Excerpts from a dataset
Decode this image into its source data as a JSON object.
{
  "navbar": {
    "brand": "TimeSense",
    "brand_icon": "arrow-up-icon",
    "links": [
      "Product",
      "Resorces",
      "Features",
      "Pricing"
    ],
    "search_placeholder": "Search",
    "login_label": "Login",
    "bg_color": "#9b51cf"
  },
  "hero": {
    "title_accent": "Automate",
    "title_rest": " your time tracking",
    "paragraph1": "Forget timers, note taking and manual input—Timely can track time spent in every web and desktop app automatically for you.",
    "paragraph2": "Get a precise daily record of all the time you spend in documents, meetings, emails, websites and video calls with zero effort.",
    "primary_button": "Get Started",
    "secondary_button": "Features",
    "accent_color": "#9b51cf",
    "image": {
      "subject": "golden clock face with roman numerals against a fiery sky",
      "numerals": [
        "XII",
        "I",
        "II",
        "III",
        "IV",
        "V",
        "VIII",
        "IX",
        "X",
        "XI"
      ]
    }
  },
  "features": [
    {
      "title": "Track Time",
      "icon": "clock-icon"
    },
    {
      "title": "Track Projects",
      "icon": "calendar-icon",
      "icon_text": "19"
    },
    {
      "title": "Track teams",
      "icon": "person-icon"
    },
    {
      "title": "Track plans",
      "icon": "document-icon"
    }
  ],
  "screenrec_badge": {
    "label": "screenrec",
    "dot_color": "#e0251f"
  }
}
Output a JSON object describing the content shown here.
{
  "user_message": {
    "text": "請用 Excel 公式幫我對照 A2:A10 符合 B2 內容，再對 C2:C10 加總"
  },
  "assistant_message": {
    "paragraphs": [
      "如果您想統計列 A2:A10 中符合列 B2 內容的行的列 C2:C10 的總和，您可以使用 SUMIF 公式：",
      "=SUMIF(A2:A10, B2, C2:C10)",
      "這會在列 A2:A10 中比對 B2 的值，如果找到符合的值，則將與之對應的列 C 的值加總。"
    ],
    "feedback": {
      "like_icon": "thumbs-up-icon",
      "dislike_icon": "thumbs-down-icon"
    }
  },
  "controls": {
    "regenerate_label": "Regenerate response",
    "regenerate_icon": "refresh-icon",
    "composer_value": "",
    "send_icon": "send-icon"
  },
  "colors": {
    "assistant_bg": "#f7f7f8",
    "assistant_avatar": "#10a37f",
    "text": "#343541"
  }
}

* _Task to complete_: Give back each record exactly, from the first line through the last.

* _Answer space_:
Decode this image into its source data as a JSON object.
{
  "navbar": {
    "brand": "TimeSense",
    "brand_icon": "arrow-up-icon",
    "links": [
      "Product",
      "Resorces",
      "Features",
      "Pricing"
    ],
    "search_placeholder": "Search",
    "login_label": "Login",
    "bg_color": "#9b51cf"
  },
  "hero": {
    "title_accent": "Automate",
    "title_rest": " your time tracking",
    "paragraph1": "Forget timers, note taking and manual input—Timely can track time spent in every web and desktop app automatically for you.",
    "paragraph2": "Get a precise daily record of all the time you spend in documents, meetings, emails, websites and video calls with zero effort.",
    "primary_button": "Get Started",
    "secondary_button": "Features",
    "accent_color": "#9b51cf",
    "image": {
      "subject": "golden clock face with roman numerals against a fiery sky",
      "numerals": [
        "XII",
        "I",
        "II",
        "III",
        "IV",
        "V",
        "VIII",
        "IX",
        "X",
        "XI"
      ]
    }
  },
  "features": [
    {
      "title": "Track Time",
      "icon": "clock-icon"
    },
    {
      "title": "Track Projects",
      "icon": "calendar-icon",
      "icon_text": "19"
    },
    {
      "title": "Track teams",
      "icon": "person-icon"
    },
    {
      "title": "Track plans",
      "icon": "document-icon"
    }
  ],
  "screenrec_badge": {
    "label": "screenrec",
    "dot_color": "#e0251f"
  }
}
Output a JSON object describing the content shown here.
{
  "user_message": {
    "text": "請用 Excel 公式幫我對照 A2:A10 符合 B2 內容，再對 C2:C10 加總"
  },
  "assistant_message": {
    "paragraphs": [
      "如果您想統計列 A2:A10 中符合列 B2 內容的行的列 C2:C10 的總和，您可以使用 SUMIF 公式：",
      "=SUMIF(A2:A10, B2, C2:C10)",
      "這會在列 A2:A10 中比對 B2 的值，如果找到符合的值，則將與之對應的列 C 的值加總。"
    ],
    "feedback": {
      "like_icon": "thumbs-up-icon",
      "dislike_icon": "thumbs-down-icon"
    }
  },
  "controls": {
    "regenerate_label": "Regenerate response",
    "regenerate_icon": "refresh-icon",
    "composer_value": "",
    "send_icon": "send-icon"
  },
  "colors": {
    "assistant_bg": "#f7f7f8",
    "assistant_avatar": "#10a37f",
    "text": "#343541"
  }
}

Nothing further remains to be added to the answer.